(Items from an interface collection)
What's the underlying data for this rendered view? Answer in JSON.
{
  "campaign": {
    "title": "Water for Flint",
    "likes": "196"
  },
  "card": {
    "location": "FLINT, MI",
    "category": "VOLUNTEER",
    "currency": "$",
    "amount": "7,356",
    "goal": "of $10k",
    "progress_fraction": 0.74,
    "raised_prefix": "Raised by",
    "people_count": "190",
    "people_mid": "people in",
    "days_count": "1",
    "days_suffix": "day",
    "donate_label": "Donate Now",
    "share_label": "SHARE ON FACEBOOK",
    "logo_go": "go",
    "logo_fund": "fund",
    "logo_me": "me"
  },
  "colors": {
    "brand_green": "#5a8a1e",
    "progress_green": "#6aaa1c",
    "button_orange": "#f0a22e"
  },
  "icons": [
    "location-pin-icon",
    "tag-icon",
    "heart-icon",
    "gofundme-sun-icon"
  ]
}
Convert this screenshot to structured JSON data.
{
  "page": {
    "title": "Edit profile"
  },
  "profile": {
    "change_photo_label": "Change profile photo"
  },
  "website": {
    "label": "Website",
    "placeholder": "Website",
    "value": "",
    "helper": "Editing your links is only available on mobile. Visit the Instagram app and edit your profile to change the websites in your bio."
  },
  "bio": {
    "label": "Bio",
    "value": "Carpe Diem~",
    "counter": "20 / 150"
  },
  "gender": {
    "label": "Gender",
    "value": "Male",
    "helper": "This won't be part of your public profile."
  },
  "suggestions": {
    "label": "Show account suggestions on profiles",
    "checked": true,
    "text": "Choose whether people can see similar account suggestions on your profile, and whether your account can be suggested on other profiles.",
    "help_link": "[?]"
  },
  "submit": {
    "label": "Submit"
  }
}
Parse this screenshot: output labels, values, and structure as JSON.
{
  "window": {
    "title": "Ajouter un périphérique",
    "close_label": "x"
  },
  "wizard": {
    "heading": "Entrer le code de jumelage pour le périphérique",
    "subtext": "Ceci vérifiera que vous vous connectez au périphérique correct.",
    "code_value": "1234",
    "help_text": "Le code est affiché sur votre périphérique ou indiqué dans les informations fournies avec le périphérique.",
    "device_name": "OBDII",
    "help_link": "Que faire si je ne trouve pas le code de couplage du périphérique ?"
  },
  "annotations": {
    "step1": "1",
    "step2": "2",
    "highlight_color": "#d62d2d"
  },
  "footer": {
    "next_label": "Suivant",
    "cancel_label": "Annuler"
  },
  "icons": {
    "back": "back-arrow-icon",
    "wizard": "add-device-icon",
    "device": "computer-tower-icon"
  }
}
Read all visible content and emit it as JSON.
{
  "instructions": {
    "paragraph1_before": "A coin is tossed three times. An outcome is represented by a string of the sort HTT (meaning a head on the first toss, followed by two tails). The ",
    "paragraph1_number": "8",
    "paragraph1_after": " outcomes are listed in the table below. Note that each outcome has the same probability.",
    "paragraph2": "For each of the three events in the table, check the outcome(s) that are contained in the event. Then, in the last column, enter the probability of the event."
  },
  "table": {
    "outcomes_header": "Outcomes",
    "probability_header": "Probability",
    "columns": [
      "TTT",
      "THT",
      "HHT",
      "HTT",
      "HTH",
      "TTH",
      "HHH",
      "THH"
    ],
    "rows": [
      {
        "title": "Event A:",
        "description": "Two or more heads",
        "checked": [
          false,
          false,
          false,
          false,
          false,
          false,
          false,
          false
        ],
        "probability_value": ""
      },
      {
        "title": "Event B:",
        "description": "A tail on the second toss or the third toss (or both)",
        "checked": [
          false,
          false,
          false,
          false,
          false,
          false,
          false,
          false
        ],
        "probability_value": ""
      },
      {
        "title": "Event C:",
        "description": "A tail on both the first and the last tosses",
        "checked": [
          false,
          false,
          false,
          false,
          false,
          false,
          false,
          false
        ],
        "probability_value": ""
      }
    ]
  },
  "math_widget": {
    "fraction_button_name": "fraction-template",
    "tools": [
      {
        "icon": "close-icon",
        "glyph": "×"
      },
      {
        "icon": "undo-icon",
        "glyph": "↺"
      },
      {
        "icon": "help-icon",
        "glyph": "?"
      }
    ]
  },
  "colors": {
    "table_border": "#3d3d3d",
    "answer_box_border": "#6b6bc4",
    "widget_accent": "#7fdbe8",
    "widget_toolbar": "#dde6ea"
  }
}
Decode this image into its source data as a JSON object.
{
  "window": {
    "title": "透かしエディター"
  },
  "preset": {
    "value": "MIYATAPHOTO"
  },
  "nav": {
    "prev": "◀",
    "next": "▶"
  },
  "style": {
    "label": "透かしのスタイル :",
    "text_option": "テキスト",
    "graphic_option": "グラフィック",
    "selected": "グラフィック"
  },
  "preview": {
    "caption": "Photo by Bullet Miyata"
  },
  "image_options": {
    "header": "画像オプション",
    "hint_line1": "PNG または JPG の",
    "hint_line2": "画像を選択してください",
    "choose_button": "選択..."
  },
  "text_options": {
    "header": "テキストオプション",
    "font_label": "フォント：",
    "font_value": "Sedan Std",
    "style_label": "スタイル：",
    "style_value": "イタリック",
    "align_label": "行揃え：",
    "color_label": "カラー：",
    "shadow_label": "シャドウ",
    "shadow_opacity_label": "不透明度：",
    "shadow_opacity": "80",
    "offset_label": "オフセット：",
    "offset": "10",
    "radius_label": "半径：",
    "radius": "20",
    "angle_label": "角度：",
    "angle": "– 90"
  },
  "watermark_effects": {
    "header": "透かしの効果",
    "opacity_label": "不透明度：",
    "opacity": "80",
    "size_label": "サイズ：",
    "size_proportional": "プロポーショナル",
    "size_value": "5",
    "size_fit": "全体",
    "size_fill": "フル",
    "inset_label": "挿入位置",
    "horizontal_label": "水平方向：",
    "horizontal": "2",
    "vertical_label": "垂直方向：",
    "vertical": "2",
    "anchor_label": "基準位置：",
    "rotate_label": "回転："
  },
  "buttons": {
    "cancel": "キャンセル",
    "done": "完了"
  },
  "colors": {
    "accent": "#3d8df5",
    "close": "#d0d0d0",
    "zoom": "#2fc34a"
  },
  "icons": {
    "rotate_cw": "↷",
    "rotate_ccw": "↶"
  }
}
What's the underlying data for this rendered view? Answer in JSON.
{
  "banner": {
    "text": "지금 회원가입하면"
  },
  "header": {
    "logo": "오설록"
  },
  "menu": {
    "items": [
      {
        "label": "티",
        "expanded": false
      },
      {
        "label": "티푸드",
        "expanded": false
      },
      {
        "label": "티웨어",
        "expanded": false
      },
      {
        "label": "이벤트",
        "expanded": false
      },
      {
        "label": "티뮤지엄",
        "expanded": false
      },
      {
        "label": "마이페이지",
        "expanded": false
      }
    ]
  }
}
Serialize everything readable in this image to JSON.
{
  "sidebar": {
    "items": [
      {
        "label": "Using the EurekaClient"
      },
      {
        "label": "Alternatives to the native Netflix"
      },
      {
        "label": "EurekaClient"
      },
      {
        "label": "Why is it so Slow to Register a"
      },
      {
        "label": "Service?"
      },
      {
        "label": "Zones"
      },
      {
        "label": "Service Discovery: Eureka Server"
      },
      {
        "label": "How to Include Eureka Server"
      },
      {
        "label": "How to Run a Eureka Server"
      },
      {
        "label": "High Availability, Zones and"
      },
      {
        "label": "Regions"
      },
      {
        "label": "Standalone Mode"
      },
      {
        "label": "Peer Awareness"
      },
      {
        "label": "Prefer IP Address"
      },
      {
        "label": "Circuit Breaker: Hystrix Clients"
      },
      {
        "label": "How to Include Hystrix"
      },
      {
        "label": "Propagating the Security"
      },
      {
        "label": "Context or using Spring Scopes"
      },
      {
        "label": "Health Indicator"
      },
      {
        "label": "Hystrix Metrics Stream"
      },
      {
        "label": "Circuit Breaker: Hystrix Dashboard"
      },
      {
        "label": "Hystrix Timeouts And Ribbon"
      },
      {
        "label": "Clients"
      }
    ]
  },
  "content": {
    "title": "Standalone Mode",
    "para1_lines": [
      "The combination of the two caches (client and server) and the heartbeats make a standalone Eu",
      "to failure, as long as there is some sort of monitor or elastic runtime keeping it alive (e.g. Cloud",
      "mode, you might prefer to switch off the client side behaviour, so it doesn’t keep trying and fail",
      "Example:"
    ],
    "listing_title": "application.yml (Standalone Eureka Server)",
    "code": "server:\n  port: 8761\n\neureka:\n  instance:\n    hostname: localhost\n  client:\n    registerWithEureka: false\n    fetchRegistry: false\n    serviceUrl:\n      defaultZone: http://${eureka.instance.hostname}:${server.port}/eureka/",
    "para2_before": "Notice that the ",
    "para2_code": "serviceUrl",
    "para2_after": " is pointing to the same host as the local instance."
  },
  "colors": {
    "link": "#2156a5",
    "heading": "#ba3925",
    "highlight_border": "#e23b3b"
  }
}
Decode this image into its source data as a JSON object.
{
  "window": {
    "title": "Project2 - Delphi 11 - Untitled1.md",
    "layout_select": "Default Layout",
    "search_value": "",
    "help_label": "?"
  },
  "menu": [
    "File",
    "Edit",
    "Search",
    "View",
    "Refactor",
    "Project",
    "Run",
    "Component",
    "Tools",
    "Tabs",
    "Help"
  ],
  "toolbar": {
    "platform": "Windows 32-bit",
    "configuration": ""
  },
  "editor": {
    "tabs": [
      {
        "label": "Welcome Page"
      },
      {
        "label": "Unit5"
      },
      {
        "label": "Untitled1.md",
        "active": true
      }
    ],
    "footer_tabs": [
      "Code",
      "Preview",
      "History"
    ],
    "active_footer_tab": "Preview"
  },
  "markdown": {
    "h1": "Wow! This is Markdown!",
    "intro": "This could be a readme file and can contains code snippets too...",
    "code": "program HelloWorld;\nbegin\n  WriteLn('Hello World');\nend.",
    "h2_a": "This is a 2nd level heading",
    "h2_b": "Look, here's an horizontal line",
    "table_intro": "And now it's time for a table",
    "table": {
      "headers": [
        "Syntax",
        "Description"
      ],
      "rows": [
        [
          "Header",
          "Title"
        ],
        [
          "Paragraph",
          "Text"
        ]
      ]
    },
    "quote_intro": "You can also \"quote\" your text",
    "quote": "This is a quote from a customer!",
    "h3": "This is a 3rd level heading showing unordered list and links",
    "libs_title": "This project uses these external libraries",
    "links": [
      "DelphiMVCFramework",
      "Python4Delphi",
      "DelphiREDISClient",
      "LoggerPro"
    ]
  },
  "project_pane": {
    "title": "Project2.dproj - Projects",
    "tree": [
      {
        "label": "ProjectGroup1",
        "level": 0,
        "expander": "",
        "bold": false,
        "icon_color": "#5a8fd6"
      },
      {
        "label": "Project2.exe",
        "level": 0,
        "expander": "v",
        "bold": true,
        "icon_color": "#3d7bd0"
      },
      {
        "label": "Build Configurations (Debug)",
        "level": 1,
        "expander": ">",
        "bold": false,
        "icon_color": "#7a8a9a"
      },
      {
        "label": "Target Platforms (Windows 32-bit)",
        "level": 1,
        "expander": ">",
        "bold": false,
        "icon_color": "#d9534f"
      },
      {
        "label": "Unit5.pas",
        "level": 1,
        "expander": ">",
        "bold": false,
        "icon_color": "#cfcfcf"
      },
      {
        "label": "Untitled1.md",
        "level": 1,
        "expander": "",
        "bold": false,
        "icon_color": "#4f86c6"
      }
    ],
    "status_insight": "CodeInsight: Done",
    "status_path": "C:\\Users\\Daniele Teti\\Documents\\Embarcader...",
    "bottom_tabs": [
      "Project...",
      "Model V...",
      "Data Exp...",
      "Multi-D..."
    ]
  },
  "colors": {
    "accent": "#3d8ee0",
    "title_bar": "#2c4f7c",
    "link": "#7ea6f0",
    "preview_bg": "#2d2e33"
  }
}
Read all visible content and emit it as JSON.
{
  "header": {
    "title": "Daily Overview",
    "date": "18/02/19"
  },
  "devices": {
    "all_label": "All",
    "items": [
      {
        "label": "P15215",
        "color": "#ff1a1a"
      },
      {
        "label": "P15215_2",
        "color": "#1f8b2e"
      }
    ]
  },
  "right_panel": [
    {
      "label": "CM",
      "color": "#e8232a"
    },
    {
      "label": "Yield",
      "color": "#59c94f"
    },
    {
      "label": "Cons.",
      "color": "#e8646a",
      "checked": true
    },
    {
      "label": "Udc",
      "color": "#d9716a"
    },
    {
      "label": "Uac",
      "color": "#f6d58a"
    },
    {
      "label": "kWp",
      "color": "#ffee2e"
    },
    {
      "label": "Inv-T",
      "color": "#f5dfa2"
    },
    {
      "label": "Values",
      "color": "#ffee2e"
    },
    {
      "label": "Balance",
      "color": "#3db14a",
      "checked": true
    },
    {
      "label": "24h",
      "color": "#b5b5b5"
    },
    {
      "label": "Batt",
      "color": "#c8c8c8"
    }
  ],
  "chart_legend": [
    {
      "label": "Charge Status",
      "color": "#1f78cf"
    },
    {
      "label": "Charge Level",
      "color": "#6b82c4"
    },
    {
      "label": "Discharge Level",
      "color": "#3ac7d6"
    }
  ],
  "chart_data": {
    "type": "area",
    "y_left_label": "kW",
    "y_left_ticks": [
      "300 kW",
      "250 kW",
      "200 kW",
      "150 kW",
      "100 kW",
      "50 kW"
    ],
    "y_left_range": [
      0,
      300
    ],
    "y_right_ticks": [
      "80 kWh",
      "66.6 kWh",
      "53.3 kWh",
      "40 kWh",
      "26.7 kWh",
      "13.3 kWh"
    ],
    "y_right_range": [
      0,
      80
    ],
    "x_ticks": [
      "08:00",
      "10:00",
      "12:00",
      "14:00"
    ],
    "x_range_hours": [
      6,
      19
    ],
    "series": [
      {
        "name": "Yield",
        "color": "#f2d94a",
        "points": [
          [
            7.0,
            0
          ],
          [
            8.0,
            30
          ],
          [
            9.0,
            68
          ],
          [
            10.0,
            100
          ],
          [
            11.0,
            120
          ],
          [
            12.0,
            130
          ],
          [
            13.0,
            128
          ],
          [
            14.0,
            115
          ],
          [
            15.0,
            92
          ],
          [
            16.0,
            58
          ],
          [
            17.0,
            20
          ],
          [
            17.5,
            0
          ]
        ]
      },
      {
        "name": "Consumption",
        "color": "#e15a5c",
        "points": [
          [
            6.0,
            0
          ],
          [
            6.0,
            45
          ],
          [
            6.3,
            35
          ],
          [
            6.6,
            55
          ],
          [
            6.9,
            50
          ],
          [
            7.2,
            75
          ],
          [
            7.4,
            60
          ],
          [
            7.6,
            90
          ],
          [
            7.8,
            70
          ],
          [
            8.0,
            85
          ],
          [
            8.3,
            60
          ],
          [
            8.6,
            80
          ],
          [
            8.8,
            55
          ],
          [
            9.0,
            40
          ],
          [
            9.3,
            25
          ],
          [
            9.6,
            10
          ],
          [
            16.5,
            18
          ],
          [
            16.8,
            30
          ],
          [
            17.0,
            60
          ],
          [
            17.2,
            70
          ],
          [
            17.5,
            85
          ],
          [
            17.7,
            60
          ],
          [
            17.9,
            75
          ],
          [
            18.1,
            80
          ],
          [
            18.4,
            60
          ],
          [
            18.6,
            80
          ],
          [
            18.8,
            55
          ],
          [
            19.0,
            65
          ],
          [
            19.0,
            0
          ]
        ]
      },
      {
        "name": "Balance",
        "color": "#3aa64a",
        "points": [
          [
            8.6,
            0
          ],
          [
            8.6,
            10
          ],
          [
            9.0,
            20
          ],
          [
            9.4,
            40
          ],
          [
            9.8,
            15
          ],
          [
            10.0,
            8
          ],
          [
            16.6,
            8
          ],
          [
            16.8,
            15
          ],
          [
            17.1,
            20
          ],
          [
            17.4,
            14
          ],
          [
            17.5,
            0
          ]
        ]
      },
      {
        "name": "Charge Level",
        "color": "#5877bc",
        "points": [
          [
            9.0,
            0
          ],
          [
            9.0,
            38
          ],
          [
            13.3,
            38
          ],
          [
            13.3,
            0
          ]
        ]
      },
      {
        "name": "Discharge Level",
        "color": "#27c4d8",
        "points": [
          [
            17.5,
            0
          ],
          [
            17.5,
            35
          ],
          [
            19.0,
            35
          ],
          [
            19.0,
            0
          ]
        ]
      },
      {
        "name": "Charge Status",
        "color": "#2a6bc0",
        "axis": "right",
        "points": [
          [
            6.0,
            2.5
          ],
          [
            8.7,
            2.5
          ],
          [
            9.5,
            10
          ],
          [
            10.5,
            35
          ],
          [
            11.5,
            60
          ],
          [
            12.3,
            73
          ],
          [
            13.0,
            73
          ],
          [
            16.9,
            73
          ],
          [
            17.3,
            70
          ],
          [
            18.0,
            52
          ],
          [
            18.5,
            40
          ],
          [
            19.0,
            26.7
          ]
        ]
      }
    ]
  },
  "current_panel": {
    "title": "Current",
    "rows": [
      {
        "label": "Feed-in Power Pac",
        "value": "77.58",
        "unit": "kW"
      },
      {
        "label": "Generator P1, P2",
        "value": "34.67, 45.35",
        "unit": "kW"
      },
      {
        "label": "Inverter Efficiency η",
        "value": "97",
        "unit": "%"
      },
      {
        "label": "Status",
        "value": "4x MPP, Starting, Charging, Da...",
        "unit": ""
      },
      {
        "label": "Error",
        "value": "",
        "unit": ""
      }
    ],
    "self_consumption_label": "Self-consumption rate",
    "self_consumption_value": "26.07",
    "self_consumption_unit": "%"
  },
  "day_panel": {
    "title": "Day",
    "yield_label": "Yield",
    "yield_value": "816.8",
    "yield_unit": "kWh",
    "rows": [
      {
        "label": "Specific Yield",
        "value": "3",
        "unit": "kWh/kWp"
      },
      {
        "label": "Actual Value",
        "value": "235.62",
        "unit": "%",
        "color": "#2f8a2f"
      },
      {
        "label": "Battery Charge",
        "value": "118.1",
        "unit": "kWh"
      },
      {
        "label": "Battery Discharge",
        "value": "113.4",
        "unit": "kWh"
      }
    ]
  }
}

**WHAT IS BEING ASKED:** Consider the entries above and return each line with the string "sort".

**EXERCISE ANSWER:**
    "paragraph1_before": "A coin is tossed three times. An outcome is represented by a string of the sort HTT (meaning a head on the first toss, followed by two tails). The ",
      "to failure, as long as there is some sort of monitor or elastic runtime keeping it alive (e.g. Cloud",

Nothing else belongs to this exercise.